==== Provided data

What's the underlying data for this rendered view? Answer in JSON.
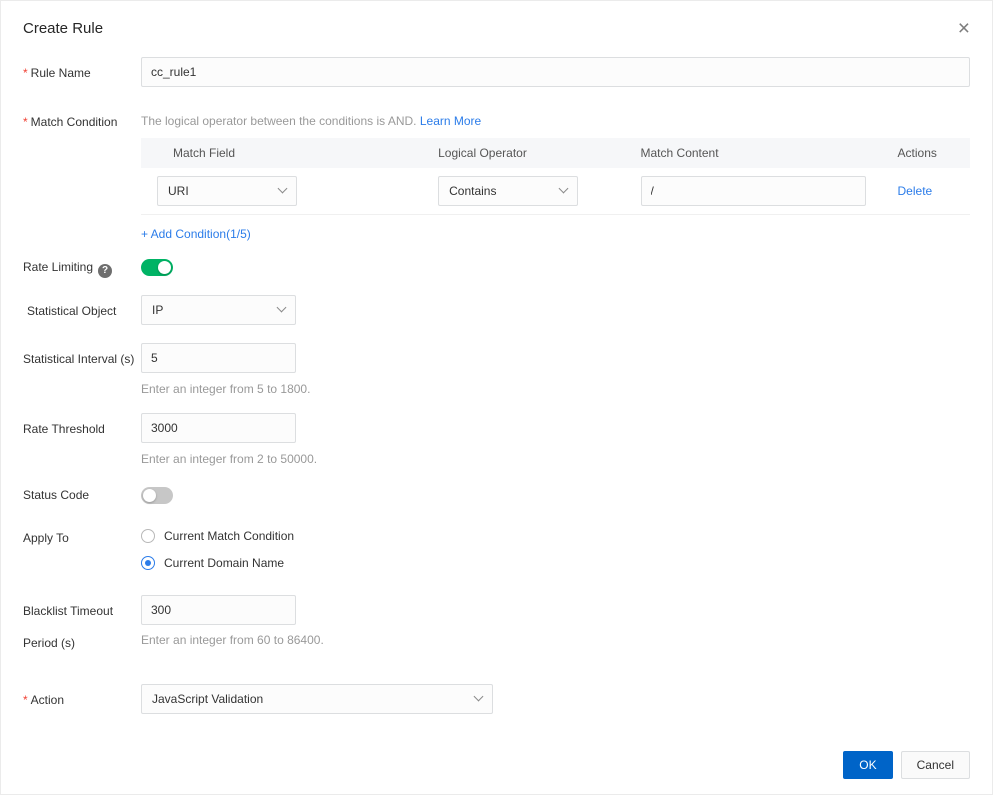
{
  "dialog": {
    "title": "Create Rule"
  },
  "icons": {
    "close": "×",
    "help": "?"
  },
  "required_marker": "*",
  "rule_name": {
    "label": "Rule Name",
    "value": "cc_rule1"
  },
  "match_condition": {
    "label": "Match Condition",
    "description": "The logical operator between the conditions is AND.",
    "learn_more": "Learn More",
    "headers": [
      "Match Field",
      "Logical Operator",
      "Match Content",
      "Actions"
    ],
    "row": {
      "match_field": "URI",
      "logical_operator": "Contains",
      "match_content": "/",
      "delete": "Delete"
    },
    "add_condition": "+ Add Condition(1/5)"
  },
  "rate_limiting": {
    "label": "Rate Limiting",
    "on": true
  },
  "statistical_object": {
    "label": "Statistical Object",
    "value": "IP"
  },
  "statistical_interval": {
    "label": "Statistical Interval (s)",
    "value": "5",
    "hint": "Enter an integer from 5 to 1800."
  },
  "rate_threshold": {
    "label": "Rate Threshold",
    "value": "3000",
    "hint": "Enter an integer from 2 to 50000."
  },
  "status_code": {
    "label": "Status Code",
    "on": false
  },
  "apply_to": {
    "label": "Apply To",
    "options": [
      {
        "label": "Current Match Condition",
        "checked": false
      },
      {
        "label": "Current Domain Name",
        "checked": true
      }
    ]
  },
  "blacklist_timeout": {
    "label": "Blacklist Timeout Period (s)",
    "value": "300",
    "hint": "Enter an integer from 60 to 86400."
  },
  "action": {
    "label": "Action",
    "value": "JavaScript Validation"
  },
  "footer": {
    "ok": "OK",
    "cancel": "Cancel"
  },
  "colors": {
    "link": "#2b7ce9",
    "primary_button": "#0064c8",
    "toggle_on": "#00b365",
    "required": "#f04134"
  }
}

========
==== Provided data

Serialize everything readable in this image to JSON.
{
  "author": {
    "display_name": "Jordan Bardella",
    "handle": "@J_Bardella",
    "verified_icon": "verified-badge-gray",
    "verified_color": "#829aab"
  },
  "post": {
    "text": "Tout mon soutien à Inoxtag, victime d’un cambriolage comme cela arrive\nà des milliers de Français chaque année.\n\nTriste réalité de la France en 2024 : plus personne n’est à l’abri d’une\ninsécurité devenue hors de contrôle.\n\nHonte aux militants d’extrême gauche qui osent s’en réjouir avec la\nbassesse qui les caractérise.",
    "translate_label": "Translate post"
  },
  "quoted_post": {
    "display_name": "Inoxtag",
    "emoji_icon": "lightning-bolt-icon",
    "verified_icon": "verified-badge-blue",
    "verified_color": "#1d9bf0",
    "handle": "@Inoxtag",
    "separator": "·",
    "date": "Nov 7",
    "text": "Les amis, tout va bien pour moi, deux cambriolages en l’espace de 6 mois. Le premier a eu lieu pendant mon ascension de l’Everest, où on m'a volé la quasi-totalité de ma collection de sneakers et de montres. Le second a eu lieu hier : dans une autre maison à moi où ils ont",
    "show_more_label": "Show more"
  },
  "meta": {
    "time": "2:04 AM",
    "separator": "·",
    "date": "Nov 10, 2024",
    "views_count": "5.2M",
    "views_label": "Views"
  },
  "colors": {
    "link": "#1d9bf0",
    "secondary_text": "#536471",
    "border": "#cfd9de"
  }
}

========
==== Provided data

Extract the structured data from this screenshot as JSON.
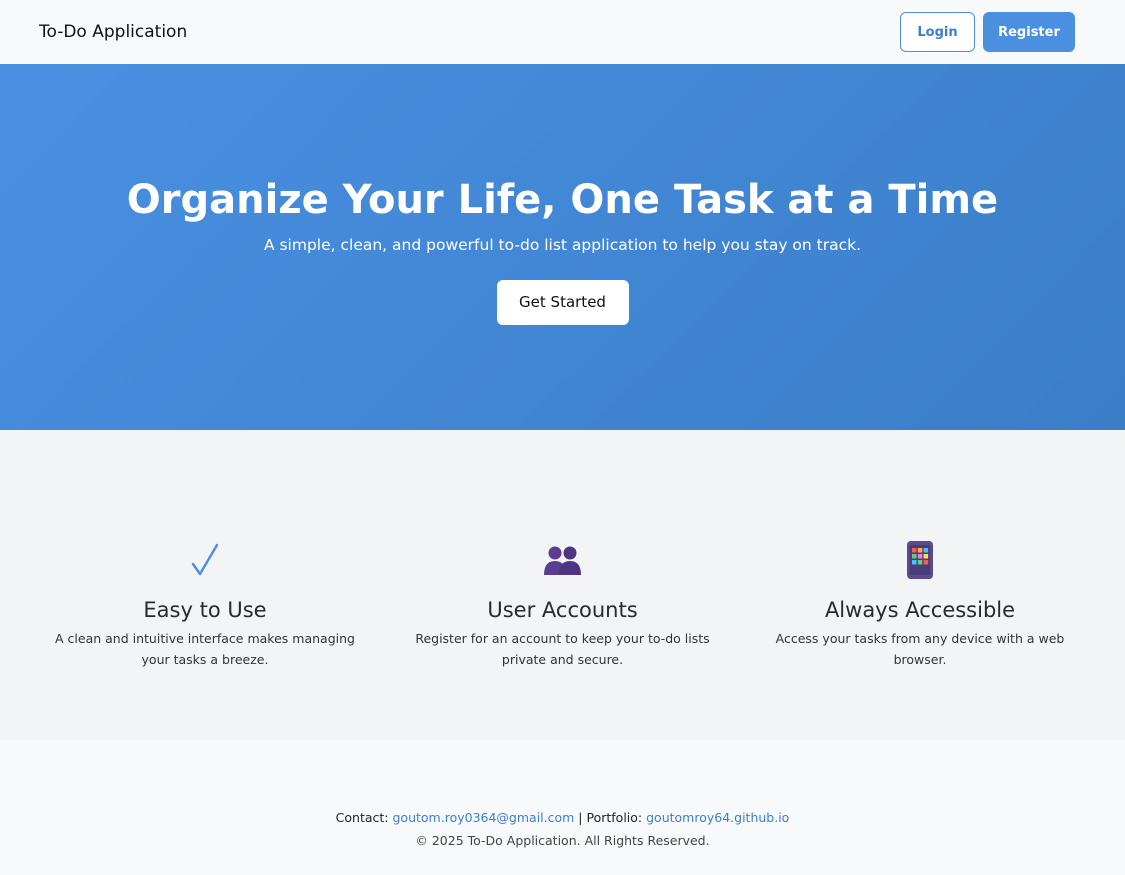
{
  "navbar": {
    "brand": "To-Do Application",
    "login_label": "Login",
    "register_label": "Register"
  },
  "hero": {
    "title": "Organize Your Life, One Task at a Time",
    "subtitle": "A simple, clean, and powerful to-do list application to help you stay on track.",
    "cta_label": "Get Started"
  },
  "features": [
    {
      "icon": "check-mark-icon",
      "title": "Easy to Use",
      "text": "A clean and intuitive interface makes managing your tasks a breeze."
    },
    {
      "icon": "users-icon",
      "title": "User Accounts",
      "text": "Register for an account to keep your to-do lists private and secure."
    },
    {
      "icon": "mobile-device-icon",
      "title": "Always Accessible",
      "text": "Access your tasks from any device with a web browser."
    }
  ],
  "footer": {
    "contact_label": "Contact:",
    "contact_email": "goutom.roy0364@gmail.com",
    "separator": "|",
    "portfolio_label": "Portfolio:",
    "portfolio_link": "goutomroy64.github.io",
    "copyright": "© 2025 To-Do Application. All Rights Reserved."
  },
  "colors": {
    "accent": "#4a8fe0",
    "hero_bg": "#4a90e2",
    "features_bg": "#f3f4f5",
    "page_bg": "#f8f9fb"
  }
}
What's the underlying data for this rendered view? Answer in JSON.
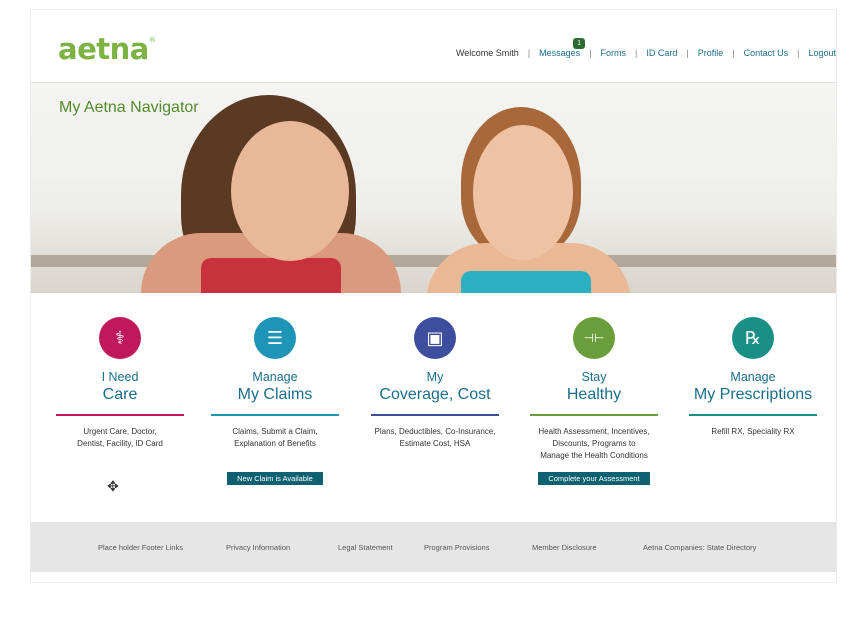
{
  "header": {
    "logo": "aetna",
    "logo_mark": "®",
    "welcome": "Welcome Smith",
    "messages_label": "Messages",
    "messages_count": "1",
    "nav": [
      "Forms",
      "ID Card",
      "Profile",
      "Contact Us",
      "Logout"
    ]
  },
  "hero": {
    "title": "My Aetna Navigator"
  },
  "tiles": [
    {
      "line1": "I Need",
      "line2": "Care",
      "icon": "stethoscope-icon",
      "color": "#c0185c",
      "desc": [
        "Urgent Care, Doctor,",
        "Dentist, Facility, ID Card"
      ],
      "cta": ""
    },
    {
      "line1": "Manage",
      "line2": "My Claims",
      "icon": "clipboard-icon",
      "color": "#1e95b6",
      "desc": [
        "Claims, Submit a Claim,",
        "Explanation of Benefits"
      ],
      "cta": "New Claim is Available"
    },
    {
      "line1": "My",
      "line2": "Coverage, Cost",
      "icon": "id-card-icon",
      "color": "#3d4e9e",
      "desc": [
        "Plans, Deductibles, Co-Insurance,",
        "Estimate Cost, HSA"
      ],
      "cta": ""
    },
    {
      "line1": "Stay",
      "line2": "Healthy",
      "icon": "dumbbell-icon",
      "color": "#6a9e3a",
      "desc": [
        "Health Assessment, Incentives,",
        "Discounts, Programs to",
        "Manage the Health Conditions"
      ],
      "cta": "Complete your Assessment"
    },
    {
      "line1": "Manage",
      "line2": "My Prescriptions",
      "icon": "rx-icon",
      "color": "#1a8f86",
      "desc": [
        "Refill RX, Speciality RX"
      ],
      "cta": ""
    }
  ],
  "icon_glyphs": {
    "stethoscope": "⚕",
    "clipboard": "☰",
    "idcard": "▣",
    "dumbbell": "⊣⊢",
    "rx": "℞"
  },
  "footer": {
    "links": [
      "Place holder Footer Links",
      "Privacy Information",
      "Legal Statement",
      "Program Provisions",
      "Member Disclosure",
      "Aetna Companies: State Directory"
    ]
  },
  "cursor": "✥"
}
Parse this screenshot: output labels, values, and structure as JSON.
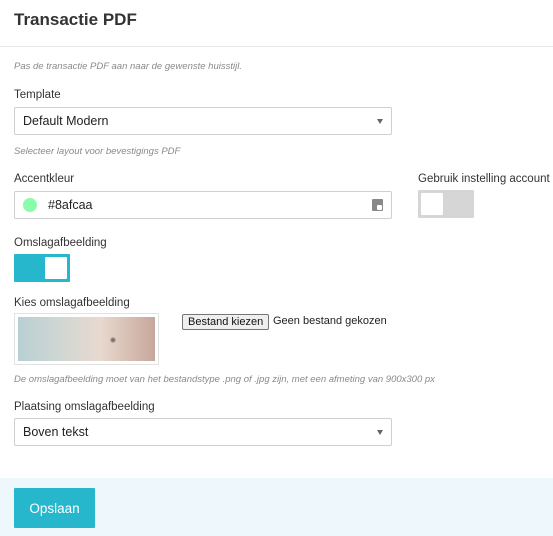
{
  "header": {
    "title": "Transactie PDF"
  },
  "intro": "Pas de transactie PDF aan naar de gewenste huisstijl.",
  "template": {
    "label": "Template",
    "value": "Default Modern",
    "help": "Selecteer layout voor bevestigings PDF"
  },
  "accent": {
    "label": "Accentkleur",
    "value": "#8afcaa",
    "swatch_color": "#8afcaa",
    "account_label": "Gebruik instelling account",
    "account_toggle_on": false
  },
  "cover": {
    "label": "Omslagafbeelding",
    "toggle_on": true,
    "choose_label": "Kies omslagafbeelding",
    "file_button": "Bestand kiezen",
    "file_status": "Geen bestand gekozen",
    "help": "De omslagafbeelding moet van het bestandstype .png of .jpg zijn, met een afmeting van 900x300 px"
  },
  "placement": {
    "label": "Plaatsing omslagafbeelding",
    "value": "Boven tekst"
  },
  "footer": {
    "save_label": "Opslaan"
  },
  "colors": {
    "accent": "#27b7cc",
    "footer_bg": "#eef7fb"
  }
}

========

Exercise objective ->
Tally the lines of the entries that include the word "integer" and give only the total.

Solution to the exercise ->
3